The Fidelity Curve: weigh the costs and benefits of different approaches in test cases design

About 2 years ago Ryan Singer wrote a great article about the costs and benefits of creating UI mockups:

and I was very impressed by his article because the same principles could be applied to explain details in test cases design.

A few months ago I wrote an article:

where I told about my observations on test cases titles design. And this observation is highly bound with test cases design fidelity curve, because “Checklist-style” title for test cases (most optimal title for most test cases) — is a “Complete sentence title without steps” on a fidelity curve below:

Test cases details level vs. Time to build test case

“Ideas style” — is an “Epileptic” or “Russian roulette” or “Have no clue” style for test cases titles. Such test cases titles look like:

  • Power on
  • Power off
  • Login
  • Logout

etc. — and almost no one but an author of these “test cases” can understand them, their goal, what should be done, what are conditions and what is an expected outcome.

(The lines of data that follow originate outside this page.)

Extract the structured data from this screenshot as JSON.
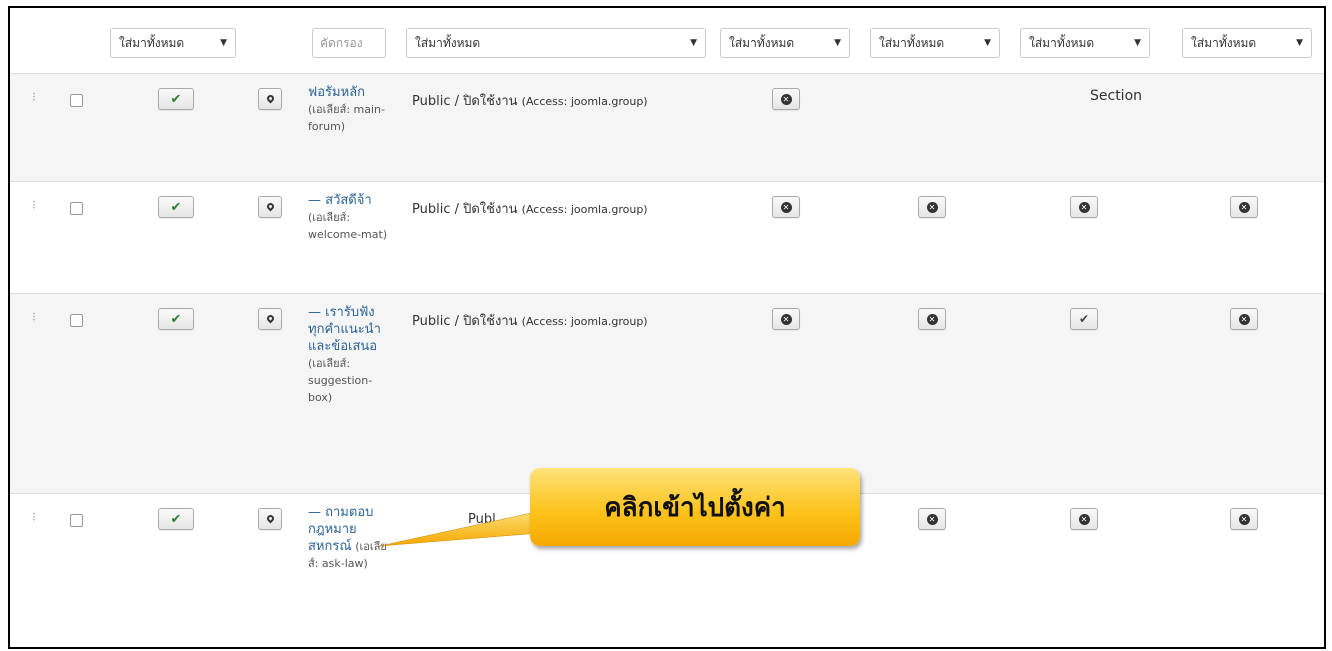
{
  "filters": {
    "status": "ใส่มาทั้งหมด",
    "search_placeholder": "คัดกรอง",
    "access": "ใส่มาทั้งหมด",
    "col1": "ใส่มาทั้งหมด",
    "col2": "ใส่มาทั้งหมด",
    "col3": "ใส่มาทั้งหมด",
    "col4": "ใส่มาทั้งหมด",
    "arrow": "▼"
  },
  "rows": [
    {
      "title": "ฟอรัมหลัก",
      "alias": "(เอเลียส์: main-forum)",
      "access_main": "Public / ปิดใช้งาน",
      "access_small": "(Access: joomla.group)",
      "section": "Section"
    },
    {
      "title": "— สวัสดีจ้า",
      "alias": "(เอเลียส์: welcome-mat)",
      "access_main": "Public / ปิดใช้งาน",
      "access_small": "(Access: joomla.group)"
    },
    {
      "title": "— เรารับฟังทุกคำแนะนำและข้อเสนอ",
      "alias": "(เอเลียส์: suggestion-box)",
      "access_main": "Public / ปิดใช้งาน",
      "access_small": "(Access: joomla.group)"
    },
    {
      "title": "— ถามตอบกฎหมายสหกรณ์",
      "alias": "(เอเลียส์: ask-law)",
      "access_partial": "Publ"
    }
  ],
  "callout": {
    "text": "คลิกเข้าไปตั้งค่า",
    "color": "#fcc41d"
  },
  "icons": {
    "check": "✔",
    "times": "✕"
  }
}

“Complete sentence style” — is a “Checklist” style for test cases titles. Such test cases titles look like this:

  • Nginx service does not accept an empty nginx.conf file during reload configuration
  • Nginx service accepts regular expressions in “server_name” option in nginx.conf
  • PostgreSQL service does not start if there is no free space available for the database

etc. — and almost every IT engineer can understand the idea of the test, conditions for the test and what is expected from such test cases titles. You spend a bit more time to write such “longer” sentences, but the gained benefits are enormous for such amount of time:

Test cases details level vs. Time to build test case: optimal case explained
  • you give much more details for a better search, for better test case understanding, better execution by your teammate without providing any steps;
  • you increase test cases coverage because you find more and more test scenarios and test conditions simply looking at your sentences;
  • you structure test cases better, putting them into folders — which brings even better coverage;
  • everyone in your team can read these test cases and exactly understand 3 things: what is tested, how and what is an expected outcome;
  • these test cases could be easily flushed with steps — and this will bring them to an “Orthodox style” test cases — test cases, that could be understood by a newcomer or any other QA engineer in the company:

Lots and lots of benefits for almost the same amount of time, compared to “most used” “Ideas style” test cases and much less time and mental efforts spent compared to “Orthodox style” test cases with steps.

Conclusion

Every QA engineer would like to write test cases fast, simple and clear. 
To achieve this I personally found this fidelity curve in test cases design and I recommend you to use it in your daily QA practice.

And note that this “Complete sentence” approach is perfectly tied with an “Ideal Test Case” (which is a one-liner):

Thank you!